#### [Data to use]
+ + + + + + +

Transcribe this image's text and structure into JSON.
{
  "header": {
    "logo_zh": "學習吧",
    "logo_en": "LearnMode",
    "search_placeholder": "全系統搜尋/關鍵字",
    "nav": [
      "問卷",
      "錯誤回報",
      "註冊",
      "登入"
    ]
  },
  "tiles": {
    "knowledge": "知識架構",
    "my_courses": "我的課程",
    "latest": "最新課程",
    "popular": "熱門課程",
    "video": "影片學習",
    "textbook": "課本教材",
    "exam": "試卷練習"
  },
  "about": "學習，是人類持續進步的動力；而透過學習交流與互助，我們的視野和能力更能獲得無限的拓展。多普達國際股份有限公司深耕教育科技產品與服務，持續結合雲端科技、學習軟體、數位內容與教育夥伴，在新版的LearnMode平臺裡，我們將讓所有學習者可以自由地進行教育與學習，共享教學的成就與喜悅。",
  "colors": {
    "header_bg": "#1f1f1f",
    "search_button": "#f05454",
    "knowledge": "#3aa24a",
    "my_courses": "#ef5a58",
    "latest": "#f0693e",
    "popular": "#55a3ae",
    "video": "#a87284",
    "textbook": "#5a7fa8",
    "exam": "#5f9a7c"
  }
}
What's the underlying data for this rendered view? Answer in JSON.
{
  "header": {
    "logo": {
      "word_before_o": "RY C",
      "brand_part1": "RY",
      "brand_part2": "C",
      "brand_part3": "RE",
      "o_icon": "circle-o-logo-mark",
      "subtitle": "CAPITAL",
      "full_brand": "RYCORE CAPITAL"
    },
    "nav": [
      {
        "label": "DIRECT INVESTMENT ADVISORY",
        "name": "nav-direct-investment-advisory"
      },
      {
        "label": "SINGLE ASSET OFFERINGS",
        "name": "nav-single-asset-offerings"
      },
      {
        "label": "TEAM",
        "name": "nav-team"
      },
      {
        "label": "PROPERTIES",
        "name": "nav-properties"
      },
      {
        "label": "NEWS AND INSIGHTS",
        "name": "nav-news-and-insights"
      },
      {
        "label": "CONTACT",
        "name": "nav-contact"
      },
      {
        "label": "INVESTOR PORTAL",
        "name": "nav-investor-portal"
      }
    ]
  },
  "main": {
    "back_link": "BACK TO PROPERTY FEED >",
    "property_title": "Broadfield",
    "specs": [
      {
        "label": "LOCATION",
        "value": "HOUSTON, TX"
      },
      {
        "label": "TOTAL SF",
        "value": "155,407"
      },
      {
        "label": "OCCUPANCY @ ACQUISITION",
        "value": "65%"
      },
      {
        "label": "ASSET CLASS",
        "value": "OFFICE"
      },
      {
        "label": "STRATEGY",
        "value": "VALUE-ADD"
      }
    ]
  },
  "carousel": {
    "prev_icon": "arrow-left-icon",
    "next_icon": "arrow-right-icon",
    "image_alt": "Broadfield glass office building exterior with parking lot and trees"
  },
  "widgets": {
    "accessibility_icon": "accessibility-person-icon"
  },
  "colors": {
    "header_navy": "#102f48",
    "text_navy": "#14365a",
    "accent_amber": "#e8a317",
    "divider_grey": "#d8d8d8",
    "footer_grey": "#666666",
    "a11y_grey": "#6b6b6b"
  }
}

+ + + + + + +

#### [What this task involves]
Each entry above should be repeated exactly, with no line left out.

#### [Solution for this problem]
Transcribe this image's text and structure into JSON.
{
  "header": {
    "logo_zh": "學習吧",
    "logo_en": "LearnMode",
    "search_placeholder": "全系統搜尋/關鍵字",
    "nav": [
      "問卷",
      "錯誤回報",
      "註冊",
      "登入"
    ]
  },
  "tiles": {
    "knowledge": "知識架構",
    "my_courses": "我的課程",
    "latest": "最新課程",
    "popular": "熱門課程",
    "video": "影片學習",
    "textbook": "課本教材",
    "exam": "試卷練習"
  },
  "about": "學習，是人類持續進步的動力；而透過學習交流與互助，我們的視野和能力更能獲得無限的拓展。多普達國際股份有限公司深耕教育科技產品與服務，持續結合雲端科技、學習軟體、數位內容與教育夥伴，在新版的LearnMode平臺裡，我們將讓所有學習者可以自由地進行教育與學習，共享教學的成就與喜悅。",
  "colors": {
    "header_bg": "#1f1f1f",
    "search_button": "#f05454",
    "knowledge": "#3aa24a",
    "my_courses": "#ef5a58",
    "latest": "#f0693e",
    "popular": "#55a3ae",
    "video": "#a87284",
    "textbook": "#5a7fa8",
    "exam": "#5f9a7c"
  }
}
What's the underlying data for this rendered view? Answer in JSON.
{
  "header": {
    "logo": {
      "word_before_o": "RY C",
      "brand_part1": "RY",
      "brand_part2": "C",
      "brand_part3": "RE",
      "o_icon": "circle-o-logo-mark",
      "subtitle": "CAPITAL",
      "full_brand": "RYCORE CAPITAL"
    },
    "nav": [
      {
        "label": "DIRECT INVESTMENT ADVISORY",
        "name": "nav-direct-investment-advisory"
      },
      {
        "label": "SINGLE ASSET OFFERINGS",
        "name": "nav-single-asset-offerings"
      },
      {
        "label": "TEAM",
        "name": "nav-team"
      },
      {
        "label": "PROPERTIES",
        "name": "nav-properties"
      },
      {
        "label": "NEWS AND INSIGHTS",
        "name": "nav-news-and-insights"
      },
      {
        "label": "CONTACT",
        "name": "nav-contact"
      },
      {
        "label": "INVESTOR PORTAL",
        "name": "nav-investor-portal"
      }
    ]
  },
  "main": {
    "back_link": "BACK TO PROPERTY FEED >",
    "property_title": "Broadfield",
    "specs": [
      {
        "label": "LOCATION",
        "value": "HOUSTON, TX"
      },
      {
        "label": "TOTAL SF",
        "value": "155,407"
      },
      {
        "label": "OCCUPANCY @ ACQUISITION",
        "value": "65%"
      },
      {
        "label": "ASSET CLASS",
        "value": "OFFICE"
      },
      {
        "label": "STRATEGY",
        "value": "VALUE-ADD"
      }
    ]
  },
  "carousel": {
    "prev_icon": "arrow-left-icon",
    "next_icon": "arrow-right-icon",
    "image_alt": "Broadfield glass office building exterior with parking lot and trees"
  },
  "widgets": {
    "accessibility_icon": "accessibility-person-icon"
  },
  "colors": {
    "header_navy": "#102f48",
    "text_navy": "#14365a",
    "accent_amber": "#e8a317",
    "divider_grey": "#d8d8d8",
    "footer_grey": "#666666",
    "a11y_grey": "#6b6b6b"
  }
}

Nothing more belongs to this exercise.